Milwaukee rapper Myaap went viral last year with an infectious flip of Abba’s “Dancing Queen,” but her new EP Big Myaap Not The Lil One proves that she’s much more than just a TikTok novelty. Over seven smacking lowend beats, Myaap asserts herself as a force to be reckoned with, effortlessly switching between melodic hooks and uncut bars. On “I Ain’t Hiding,” Myaap breaks into a sing-song taunt, with a bratty snarl to her flow that’s the vocal equivalent of a dismissive hair flip, before passing the mic to Ohio rapper Mg Sleepy. You can feel Myaap’s experience as a dancer in her command of catchy earworms that push you until you can’t help but bend your knees and touch your toes. The thumping 808 bass is consistent, but the sample selection varies: “Pricey” pitch-shifts string loops until they twinkle and glisten, while “Sha’Carri” finds her flexing over a rattling Detroit-style piano line. Milwaukee’s rap scene is exploding with creatively super-charged talent, and Myaap finds serious pop potential within the city’s up-tempo energy. — Nadine Smith

Hear it: Spotify | Apple Music

Other projects out this week you should listen to

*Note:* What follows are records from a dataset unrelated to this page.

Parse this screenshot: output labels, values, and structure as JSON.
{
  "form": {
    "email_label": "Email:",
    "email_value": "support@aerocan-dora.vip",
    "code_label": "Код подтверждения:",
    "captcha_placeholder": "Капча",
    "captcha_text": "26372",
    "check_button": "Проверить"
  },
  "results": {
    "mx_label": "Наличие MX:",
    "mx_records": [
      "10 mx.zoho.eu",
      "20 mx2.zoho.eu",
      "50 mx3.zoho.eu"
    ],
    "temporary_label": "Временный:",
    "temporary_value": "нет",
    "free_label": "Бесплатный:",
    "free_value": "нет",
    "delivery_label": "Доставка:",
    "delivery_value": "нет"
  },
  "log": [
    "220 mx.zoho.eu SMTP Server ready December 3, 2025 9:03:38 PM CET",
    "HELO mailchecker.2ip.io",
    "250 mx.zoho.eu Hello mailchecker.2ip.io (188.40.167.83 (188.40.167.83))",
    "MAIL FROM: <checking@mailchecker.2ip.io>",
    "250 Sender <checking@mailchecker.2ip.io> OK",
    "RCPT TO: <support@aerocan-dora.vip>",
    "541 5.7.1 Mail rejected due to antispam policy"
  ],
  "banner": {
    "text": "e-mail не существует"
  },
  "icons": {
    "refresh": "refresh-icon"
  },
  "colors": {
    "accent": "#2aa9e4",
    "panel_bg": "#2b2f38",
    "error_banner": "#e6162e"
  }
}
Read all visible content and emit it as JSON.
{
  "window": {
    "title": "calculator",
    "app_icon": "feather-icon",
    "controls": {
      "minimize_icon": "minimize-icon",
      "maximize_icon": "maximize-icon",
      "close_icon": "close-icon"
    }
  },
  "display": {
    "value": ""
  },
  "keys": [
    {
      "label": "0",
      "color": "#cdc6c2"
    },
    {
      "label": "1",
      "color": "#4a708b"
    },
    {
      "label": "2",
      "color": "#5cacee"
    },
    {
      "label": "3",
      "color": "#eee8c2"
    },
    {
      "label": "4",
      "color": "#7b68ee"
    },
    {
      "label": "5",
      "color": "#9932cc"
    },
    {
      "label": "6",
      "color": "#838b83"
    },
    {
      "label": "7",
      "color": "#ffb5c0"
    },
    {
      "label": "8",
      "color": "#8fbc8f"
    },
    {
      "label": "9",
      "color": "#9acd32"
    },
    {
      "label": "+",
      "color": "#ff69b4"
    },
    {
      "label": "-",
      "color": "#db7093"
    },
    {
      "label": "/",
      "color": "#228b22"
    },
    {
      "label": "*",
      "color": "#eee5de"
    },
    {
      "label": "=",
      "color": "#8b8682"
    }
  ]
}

Academy of Light, New Music
Angry Blackmen, The Legend of ABM
Anna Calvi, Peaky Blinders: Season 5 (Original Score)
Anna Calvi & Nick Launay, Peaky Blinders: Season 6 (Original Score)
Any Other, stillness, stop: you have a right to remember
Bad Gyal, LA JOIA
BoofPaxkMooky & Dylvinci, In a Tree
Brion Gysin, Junk
Che Noir, The Color Chocolate, Vol. 1 EP
Chris Crack, It’s Ok To Not Be Ok (Revenge of Girth Vader)
Coffintexts, Suave EP
CRIMEAPPLE & Preservation, El León
Courting, New Last Name
DJ Stepdad, time to figure things out
Evilgiane, #HEAVENSGATE VOL. 1
Finnoguns Wake, Stay Young EP
Future Islands, People Who Aren’t There Anymore
Gruff Rhys, Sadness Sets Me Free
Hysteria Temple Foundation, Atlante
Jasper Sommer, Memento EP
Jooyoung, Sphere
Katy Kirby, Blue Raspberry
Kevin Gates, The Ceremony
Large Brush Collection, Off Center
Lola Wild, Get Up EP
Los and Nutty, LOS X NUTTY
Mal Waldren, Reminiscent Suite
Mall Girl, Pure Love
Masta Ace & Marco Polo, Richmond Hill
Matt Mitchell Music Co., Obvious Euphoria
Mayuko, Songs To Whistle When Strolling Along The Abyss
MILYMA, Only Lovers Left A Lie
Mol Sullivan, Goose
nehan, an evening with nehan
Philip Glass, Philip Glass Solo
Polevaulter, Hang Wave
R.A.P. Ferreira & Fumitake Tamura, The First Fist to Make Contact When We Dap
slowshift, world going one way
The Smile, Wall of Eyes
They Hate Change, Wish You Were Here…
Torres, What An Enormous Room
TRZTN, The Seeding OST
Ty Segall, Three Bells
The Umbrellas, Fairweather Friend
Various Artists, All Is Yellow [Lyrical Lemonade Compilation]
XL Regular, Store Duties


New Music Friday: Stream new albums from Benny The Butcher, NewDad, and more